TASK STATEMENT — Search the material below for "icon" and copy every line where it occurs.

DATA FOR THE TASK —
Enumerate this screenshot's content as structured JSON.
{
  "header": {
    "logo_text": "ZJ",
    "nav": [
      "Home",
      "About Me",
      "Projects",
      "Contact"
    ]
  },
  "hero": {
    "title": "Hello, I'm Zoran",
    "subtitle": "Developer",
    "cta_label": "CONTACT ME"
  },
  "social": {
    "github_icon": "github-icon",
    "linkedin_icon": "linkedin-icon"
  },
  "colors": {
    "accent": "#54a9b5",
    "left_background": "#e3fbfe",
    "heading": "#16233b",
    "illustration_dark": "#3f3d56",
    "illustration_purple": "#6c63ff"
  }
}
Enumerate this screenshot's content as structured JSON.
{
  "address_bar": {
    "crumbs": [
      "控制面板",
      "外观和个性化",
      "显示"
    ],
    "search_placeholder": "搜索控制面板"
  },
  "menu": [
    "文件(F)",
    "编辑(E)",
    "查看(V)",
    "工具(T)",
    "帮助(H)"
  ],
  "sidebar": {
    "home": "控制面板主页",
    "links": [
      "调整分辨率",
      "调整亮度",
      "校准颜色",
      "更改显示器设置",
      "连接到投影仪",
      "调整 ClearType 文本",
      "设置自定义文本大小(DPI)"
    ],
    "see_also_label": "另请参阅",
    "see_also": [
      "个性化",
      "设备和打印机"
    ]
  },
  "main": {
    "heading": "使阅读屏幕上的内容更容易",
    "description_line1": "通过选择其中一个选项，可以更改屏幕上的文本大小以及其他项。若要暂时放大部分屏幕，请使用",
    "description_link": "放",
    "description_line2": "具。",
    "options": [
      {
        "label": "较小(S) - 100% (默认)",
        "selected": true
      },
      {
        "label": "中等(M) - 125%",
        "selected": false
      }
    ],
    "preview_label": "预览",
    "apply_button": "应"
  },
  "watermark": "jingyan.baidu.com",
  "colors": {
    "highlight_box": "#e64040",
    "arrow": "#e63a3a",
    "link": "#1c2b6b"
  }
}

RESULT OF THE EXERCISE —
    "github_icon": "github-icon",
    "linkedin_icon": "linkedin-icon"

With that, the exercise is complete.